Unum recently signed a lease on lab space in the outer-Cambridge facility that Pfizer vacated to come to Kendall Square last year. Wilson says he had some trepidation about moving to the last stop on the subway’s red line, but he’s excited about having the room to mature. It remains to be seen whether leaving the center of the action will cool Unum’s ability to attract the best talent or put a freeze on the interactions its scientists find so useful in Kendall Square.
And although some biotech companies fight to stay in Cambridge, not all executives think they need to be in the thick of things.
“For companies that are on angel money and starting up from the ground—not tapping into venture capital—Cambridge and Kendall Square may not be the best environment for them to be in from a financial perspective,” cautions Andrew Fraley, senior vice president for R&D at PNA Innovations. “The space is extremely expensive for small start-ups, and while the environment is fabulous, from a business perspective it may not always be the best choice.”
Founded in 2011, PNA Innovations develops synthetic nucleic acids to create tools for research, diagnostics, and therapeutics. The company, established on research conducted at Carnegie Mellon University, until recently had its headquarters in Pittsburgh. In June, Fraley and CEO James M. Coull rented a 16-foot truck. They loaded it up with freezers, files, rotovaps, glassware, chromatography equipment, and other lab tools in Pittsburgh and drove to the company’s new home in Woburn, Mass., about 13 miles from Kendall Square.
They uprooted their business to be closer to potential partners, customers, and venture capital firms. They are also seeking a deeper talent pool from which to hire and more support services than were available in Pittsburgh.
Fraley and Coull did the heavy lifting themselves because the company is keeping an eye on the bottom line. Relocating to the Boston area came at a price: Although the rent is less than half of what they’d pay in Kendall Square, it’s still about 30% more than what they would pay in Pittsburgh. Employees also cost more in Massachusetts. For example, the one chemist who relocated from Pittsburgh to Boston got a 25% bump in salary.

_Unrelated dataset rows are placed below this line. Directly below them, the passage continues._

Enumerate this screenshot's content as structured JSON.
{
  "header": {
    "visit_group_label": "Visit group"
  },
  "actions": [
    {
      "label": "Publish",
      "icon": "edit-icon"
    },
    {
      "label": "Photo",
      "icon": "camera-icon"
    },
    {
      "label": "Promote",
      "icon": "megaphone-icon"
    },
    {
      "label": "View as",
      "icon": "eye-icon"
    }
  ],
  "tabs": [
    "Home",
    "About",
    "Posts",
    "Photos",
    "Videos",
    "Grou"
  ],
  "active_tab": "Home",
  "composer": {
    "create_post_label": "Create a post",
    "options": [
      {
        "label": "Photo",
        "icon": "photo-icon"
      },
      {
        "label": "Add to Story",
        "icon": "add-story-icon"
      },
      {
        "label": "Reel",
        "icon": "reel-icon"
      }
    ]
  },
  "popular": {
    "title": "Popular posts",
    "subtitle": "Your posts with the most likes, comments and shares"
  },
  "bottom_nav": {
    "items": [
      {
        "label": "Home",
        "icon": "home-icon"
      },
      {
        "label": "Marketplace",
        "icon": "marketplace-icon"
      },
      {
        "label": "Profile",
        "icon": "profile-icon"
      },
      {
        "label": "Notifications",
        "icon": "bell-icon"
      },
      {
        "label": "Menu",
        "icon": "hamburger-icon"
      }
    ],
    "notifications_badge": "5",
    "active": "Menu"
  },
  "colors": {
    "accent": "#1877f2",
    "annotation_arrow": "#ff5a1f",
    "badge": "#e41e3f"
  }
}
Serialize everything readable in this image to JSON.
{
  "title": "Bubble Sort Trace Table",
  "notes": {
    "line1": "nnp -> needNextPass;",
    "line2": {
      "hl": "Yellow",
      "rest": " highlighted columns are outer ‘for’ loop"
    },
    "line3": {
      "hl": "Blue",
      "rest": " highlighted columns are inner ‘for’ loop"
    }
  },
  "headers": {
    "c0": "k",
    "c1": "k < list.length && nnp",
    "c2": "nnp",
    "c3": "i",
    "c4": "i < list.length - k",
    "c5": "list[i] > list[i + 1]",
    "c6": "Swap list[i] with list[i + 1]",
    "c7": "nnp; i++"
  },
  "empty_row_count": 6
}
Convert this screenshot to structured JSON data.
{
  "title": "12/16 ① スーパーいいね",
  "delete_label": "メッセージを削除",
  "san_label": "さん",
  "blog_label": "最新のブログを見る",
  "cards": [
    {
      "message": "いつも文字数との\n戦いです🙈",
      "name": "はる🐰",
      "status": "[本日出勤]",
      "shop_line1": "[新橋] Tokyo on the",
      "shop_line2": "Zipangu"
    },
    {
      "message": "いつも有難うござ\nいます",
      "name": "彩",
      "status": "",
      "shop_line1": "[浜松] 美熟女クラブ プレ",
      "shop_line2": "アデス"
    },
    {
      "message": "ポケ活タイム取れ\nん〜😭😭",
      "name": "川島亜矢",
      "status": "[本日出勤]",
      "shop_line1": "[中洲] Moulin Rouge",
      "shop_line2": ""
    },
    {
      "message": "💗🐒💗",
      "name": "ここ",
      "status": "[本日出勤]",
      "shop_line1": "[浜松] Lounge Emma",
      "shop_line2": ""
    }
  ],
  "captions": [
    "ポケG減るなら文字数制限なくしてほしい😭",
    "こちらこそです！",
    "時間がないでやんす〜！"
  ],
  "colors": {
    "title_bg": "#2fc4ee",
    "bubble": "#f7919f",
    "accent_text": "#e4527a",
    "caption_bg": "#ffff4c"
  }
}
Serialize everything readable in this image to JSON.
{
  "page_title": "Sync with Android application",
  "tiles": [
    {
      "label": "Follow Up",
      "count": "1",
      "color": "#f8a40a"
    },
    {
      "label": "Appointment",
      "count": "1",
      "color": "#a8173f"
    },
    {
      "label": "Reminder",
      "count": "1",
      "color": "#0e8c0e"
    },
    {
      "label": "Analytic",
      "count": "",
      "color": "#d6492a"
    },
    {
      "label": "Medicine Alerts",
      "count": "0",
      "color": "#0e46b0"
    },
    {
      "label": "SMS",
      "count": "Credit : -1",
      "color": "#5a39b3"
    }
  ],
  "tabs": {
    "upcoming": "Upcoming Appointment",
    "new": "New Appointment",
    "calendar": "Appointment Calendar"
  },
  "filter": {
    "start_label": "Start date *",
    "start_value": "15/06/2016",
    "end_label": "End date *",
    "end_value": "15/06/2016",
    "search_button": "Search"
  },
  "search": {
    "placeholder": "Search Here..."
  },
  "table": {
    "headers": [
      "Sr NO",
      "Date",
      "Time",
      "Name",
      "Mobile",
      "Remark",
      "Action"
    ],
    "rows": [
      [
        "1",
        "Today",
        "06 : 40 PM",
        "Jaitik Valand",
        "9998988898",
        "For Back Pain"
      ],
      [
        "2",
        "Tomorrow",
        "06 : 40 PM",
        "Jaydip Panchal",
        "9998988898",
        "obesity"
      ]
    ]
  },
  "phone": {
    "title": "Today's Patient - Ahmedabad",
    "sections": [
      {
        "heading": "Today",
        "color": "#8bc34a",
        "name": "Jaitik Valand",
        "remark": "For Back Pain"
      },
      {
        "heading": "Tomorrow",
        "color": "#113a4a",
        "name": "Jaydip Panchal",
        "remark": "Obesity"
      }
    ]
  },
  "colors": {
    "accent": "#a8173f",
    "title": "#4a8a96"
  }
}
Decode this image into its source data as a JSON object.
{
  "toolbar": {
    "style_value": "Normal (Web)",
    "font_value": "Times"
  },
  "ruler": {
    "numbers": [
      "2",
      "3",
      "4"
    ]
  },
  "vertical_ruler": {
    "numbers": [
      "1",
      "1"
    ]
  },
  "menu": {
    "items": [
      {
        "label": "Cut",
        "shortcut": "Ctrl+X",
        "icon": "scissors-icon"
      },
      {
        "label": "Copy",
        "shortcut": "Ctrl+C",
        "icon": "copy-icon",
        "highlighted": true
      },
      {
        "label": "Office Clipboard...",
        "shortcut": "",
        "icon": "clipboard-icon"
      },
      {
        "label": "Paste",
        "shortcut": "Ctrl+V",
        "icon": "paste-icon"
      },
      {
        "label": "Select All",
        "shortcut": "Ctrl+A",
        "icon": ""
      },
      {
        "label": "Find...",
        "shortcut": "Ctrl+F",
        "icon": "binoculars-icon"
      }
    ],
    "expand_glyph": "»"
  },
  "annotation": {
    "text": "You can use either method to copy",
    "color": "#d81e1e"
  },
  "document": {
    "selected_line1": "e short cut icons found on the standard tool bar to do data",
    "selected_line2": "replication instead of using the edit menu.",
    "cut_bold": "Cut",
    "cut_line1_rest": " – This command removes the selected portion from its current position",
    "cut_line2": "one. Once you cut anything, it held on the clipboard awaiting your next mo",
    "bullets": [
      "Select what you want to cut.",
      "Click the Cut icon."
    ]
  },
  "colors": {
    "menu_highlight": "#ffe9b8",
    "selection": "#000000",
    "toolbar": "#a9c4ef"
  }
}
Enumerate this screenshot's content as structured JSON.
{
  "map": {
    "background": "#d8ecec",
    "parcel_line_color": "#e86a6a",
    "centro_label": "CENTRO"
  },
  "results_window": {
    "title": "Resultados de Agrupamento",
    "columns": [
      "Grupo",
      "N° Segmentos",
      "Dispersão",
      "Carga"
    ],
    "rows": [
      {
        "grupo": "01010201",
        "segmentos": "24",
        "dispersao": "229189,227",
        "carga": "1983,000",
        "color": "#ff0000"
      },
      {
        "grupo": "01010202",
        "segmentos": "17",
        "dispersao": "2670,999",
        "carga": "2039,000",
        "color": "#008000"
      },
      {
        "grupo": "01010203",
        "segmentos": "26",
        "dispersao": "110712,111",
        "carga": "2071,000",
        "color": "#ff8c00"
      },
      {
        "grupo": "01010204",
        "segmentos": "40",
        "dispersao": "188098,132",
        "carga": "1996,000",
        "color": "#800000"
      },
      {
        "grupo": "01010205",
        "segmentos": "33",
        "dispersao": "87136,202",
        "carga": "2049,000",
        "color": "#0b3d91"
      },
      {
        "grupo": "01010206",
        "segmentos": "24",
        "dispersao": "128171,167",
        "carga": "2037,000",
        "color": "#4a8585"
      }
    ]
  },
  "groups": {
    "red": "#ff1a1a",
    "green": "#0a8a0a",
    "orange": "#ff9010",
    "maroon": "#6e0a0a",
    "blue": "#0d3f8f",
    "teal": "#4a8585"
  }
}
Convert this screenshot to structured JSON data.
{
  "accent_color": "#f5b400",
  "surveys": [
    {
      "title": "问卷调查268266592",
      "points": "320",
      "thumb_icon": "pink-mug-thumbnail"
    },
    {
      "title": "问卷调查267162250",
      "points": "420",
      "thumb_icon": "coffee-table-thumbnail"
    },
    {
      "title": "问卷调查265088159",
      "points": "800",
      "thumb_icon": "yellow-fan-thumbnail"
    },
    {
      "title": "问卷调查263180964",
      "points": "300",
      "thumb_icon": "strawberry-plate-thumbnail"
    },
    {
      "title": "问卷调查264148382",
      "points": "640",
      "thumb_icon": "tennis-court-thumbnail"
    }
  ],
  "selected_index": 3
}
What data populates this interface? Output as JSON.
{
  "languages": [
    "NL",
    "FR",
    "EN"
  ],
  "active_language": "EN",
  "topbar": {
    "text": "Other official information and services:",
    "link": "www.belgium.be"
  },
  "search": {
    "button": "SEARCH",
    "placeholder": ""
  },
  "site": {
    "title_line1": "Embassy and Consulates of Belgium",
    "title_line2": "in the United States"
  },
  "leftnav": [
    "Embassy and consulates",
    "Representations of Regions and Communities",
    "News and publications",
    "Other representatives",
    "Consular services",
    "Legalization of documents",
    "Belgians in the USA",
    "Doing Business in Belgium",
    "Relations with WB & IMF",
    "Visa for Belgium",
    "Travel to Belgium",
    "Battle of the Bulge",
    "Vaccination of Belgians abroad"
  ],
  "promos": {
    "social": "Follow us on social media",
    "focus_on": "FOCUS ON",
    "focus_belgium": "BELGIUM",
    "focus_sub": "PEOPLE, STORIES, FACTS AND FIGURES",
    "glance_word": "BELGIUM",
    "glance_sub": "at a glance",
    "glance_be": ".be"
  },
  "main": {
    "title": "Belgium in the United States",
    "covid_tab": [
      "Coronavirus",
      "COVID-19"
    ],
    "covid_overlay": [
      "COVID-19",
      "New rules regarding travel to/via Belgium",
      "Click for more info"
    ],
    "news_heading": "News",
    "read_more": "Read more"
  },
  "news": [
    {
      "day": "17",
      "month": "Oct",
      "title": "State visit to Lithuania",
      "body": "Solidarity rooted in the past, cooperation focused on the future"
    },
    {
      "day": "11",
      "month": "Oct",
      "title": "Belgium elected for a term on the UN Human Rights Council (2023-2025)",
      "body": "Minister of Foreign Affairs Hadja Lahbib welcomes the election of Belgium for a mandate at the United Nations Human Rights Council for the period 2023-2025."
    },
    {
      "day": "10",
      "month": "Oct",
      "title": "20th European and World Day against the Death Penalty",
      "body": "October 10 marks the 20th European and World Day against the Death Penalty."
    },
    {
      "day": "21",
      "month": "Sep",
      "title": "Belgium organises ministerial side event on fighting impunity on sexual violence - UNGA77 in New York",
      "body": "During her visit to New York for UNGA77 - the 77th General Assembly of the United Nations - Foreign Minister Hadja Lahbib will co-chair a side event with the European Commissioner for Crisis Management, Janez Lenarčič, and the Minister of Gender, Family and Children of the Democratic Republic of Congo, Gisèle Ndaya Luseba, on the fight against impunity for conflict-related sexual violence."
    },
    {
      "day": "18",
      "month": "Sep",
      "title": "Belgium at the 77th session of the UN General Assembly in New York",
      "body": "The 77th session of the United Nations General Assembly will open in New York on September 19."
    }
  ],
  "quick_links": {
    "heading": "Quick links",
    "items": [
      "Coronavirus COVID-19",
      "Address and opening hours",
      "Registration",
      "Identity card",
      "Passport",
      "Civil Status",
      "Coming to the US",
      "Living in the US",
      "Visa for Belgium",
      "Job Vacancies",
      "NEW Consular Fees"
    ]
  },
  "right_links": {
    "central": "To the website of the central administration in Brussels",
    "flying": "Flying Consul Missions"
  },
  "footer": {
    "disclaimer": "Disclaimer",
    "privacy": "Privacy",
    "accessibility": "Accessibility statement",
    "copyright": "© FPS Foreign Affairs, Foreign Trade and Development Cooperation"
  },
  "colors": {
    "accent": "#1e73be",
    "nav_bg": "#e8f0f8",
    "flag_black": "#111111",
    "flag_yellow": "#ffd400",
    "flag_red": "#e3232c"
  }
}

It takes roughly 30 minutes to drive from Woburn to Kendall Square (if there’s no traffic), but Fraley and Coull say the company still benefits from the resources the region offers. Choosing Woburn instead of Kendall Square also means they can pour their rent savings into staff.
Although the company’s neighbors in Woburn include other small biotech firms and even a Genzyme outpost, Fraley and Coull admit they don’t have the cachet of a Kendall Square address and the benefits of bump-and-connect. “You can make up for that though,” Fraley insists. “You can schedule a few meetings in Kendall Square for a day and then meet a friend for lunch or coffee.”
Or, there’s always the option of dusting off the running shoes on a Thursday morning.